Web page and app entries
————

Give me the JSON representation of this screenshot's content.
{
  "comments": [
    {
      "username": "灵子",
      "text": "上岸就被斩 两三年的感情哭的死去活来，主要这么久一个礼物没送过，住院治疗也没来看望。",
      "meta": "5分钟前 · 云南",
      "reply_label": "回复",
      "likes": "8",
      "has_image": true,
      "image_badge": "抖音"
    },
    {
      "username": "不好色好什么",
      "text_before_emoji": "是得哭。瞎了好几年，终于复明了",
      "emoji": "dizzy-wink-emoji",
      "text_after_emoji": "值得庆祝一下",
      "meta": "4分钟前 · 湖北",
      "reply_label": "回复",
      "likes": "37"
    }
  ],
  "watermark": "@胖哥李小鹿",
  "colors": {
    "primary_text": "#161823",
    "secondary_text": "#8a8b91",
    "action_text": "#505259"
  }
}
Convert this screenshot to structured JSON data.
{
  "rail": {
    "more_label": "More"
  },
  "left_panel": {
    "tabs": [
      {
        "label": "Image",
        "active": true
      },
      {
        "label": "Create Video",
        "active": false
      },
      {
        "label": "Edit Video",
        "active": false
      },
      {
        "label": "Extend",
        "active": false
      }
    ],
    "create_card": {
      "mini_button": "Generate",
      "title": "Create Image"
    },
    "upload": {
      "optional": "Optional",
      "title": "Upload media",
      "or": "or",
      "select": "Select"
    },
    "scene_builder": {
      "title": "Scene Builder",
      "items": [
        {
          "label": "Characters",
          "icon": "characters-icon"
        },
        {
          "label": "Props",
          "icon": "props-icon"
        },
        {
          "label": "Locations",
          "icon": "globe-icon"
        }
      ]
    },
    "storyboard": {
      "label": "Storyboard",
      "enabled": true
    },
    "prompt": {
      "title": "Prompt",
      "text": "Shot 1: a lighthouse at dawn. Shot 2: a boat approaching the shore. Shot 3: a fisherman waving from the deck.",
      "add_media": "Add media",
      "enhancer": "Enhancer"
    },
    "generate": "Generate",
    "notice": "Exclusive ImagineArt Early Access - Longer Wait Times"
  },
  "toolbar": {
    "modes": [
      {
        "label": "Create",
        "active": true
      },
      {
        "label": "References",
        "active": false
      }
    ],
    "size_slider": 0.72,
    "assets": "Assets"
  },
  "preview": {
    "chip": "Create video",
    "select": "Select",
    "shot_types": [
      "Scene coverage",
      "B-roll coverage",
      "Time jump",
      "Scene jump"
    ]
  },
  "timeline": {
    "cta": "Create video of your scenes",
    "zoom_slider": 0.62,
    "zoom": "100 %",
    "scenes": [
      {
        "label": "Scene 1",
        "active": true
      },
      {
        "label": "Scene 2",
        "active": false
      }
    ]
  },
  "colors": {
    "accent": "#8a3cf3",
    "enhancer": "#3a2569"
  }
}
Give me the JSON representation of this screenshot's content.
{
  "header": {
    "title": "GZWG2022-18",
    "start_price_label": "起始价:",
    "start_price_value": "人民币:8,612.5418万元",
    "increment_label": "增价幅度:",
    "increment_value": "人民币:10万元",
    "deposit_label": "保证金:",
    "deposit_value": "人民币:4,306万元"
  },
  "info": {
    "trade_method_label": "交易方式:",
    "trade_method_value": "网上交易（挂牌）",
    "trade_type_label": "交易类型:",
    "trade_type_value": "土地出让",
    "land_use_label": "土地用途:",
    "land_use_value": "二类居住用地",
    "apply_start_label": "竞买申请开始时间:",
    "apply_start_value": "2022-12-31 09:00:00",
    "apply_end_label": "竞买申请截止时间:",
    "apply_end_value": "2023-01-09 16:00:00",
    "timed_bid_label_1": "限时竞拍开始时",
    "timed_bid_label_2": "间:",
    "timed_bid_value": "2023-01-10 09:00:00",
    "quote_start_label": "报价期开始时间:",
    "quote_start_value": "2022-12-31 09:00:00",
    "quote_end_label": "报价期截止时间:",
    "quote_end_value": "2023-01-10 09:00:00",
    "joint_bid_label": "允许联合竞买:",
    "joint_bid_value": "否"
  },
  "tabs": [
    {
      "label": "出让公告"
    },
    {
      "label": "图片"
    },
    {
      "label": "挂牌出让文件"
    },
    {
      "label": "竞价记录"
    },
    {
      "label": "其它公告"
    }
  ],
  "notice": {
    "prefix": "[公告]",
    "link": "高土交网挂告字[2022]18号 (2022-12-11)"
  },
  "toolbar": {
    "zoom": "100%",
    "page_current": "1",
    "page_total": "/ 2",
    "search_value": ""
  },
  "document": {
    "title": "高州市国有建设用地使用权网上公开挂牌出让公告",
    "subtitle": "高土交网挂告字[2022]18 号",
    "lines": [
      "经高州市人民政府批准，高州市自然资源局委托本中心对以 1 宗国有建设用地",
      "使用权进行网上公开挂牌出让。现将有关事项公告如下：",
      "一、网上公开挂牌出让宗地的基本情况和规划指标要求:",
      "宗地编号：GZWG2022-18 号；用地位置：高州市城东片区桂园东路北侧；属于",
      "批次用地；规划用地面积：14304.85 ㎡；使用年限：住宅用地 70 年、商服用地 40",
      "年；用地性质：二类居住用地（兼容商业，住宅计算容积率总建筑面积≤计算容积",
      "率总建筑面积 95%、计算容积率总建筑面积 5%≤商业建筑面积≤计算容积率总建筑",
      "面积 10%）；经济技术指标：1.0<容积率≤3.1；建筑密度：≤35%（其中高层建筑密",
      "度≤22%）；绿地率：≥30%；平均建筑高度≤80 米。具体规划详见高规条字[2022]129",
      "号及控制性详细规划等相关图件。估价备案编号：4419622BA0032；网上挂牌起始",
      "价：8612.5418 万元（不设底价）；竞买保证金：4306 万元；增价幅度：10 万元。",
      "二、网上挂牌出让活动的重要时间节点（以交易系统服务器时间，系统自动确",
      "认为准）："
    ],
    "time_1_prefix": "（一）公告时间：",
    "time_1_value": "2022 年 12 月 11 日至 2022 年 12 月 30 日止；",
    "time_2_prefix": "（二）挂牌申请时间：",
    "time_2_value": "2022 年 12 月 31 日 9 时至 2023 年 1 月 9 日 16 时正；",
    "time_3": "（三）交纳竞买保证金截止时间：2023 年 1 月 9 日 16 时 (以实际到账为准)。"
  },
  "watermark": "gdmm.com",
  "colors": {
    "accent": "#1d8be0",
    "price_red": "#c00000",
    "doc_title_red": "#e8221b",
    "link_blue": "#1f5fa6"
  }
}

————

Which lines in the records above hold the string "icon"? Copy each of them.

          "icon": "characters-icon"
          "icon": "props-icon"
          "icon": "globe-icon"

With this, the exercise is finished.